Seven were killed trying to escape a siege on a hotel, said Omar Saranga. Hundreds of others, both locals and foreigners, were reportedly rescued.
The area has been under attack by Islamist militants since Wednesday. Witnesses have described hiding out while waiting to be rescued by boat, on a beach strewn with headless bodies.
Marine traffic websites showed a string of vessels around Palma, and the port of Pemba to the south, as people tried to escape by any means – cargo vessels, passenger ships, tugs and recreational boats.
What do we know of the rescue?
One contractor told the BBC many who escaped the hotel via convoy hid at the beach overnight on Friday and were evacuated by boat on Saturday morning.
He said more people were delivered to safety after him, and that the boats would be returning on Sunday to rescue more still.
He said civilians living and working in the area appeared to be co-ordinating the rescue effort.
“Local suppliers and companies, these guys were heroes of the entire operation. In the wee hours, they managed to co-ordinate and reach out to the evacuees on the beach and got them on to boats and got them into safety.”
“Where the hell was the support from big companies, from countries?” he asked.
One source close to the rescue operation told AFP news agency that a boat with about 1,400 people on board had arrived in the port town of Pemba, which is about 250km (155 miles) south of Palma, on Sunday afternoon.
Aid agencies said several more small boats packed with displaced people were en route to Pemba and likely to arrive overnight or on Monday morning.
What’s the situation now in Palma?
The exact number of casualties in Palma, a town of about 75,000 people in Cabo Delgado province, is unclear.

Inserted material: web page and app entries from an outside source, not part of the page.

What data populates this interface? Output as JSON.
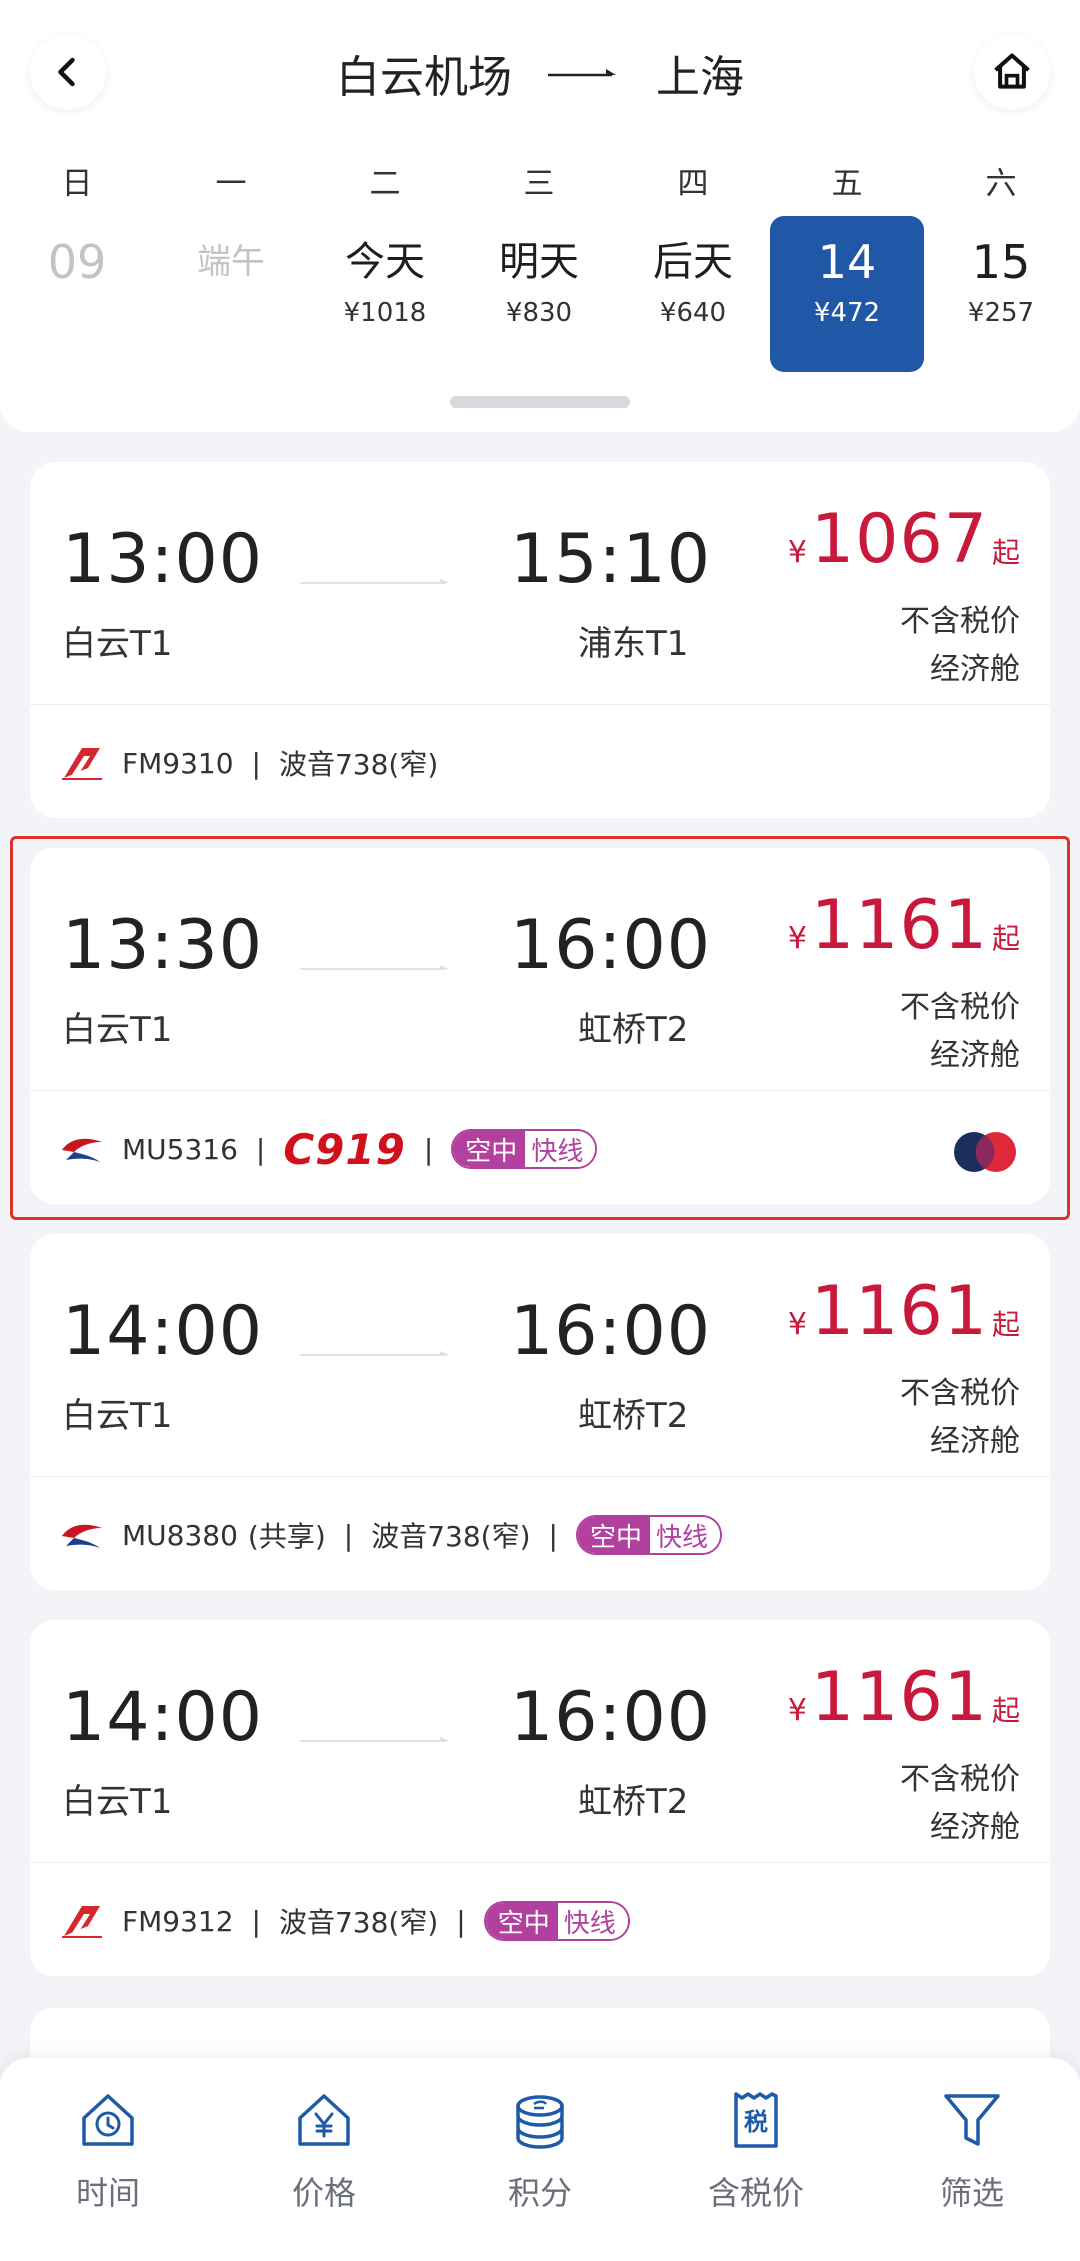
{
  "header": {
    "origin": "白云机场",
    "destination": "上海",
    "weekdays": [
      "日",
      "一",
      "二",
      "三",
      "四",
      "五",
      "六"
    ],
    "dates": [
      {
        "label": "09",
        "price": ""
      },
      {
        "label": "端午",
        "price": ""
      },
      {
        "label": "今天",
        "price": "¥1018"
      },
      {
        "label": "明天",
        "price": "¥830"
      },
      {
        "label": "后天",
        "price": "¥640"
      },
      {
        "label": "14",
        "price": "¥472"
      },
      {
        "label": "15",
        "price": "¥257"
      }
    ]
  },
  "flights": [
    {
      "dep_time": "13:00",
      "arr_time": "15:10",
      "dep_airport": "白云T1",
      "arr_airport": "浦东T1",
      "yen": "¥",
      "price": "1067",
      "qi": "起",
      "tax_note": "不含税价",
      "cabin": "经济舱",
      "flight_no": "FM9310",
      "aircraft": "波音738(窄)"
    },
    {
      "dep_time": "13:30",
      "arr_time": "16:00",
      "dep_airport": "白云T1",
      "arr_airport": "虹桥T2",
      "yen": "¥",
      "price": "1161",
      "qi": "起",
      "tax_note": "不含税价",
      "cabin": "经济舱",
      "flight_no": "MU5316",
      "aircraft_logo": "C919",
      "badge_a": "空中",
      "badge_b": "快线"
    },
    {
      "dep_time": "14:00",
      "arr_time": "16:00",
      "dep_airport": "白云T1",
      "arr_airport": "虹桥T2",
      "yen": "¥",
      "price": "1161",
      "qi": "起",
      "tax_note": "不含税价",
      "cabin": "经济舱",
      "flight_no": "MU8380",
      "shared": "(共享)",
      "aircraft": "波音738(窄)",
      "badge_a": "空中",
      "badge_b": "快线"
    },
    {
      "dep_time": "14:00",
      "arr_time": "16:00",
      "dep_airport": "白云T1",
      "arr_airport": "虹桥T2",
      "yen": "¥",
      "price": "1161",
      "qi": "起",
      "tax_note": "不含税价",
      "cabin": "经济舱",
      "flight_no": "FM9312",
      "aircraft": "波音738(窄)",
      "badge_a": "空中",
      "badge_b": "快线"
    }
  ],
  "separator": "|",
  "tabs": [
    {
      "label": "时间",
      "icon": "clock-house-icon"
    },
    {
      "label": "价格",
      "icon": "yen-house-icon"
    },
    {
      "label": "积分",
      "icon": "coins-icon"
    },
    {
      "label": "含税价",
      "icon": "tax-receipt-icon",
      "icon_text": "税"
    },
    {
      "label": "筛选",
      "icon": "filter-icon"
    }
  ],
  "colors": {
    "accent": "#2057a6",
    "price": "#c8183c",
    "badge": "#b2409e",
    "highlight": "#e0302a"
  }
}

Many are still unaccounted for.
The town and beaches are strewn with bodies “with heads and without”, according to Col Lionel Dyke, whose private security firm, Dyck Advisory Group, is contracted by the Mozambique police in the area.
The armed group is reported to have taken control of Palma, but those claims are hard to verify amid a communications blackout.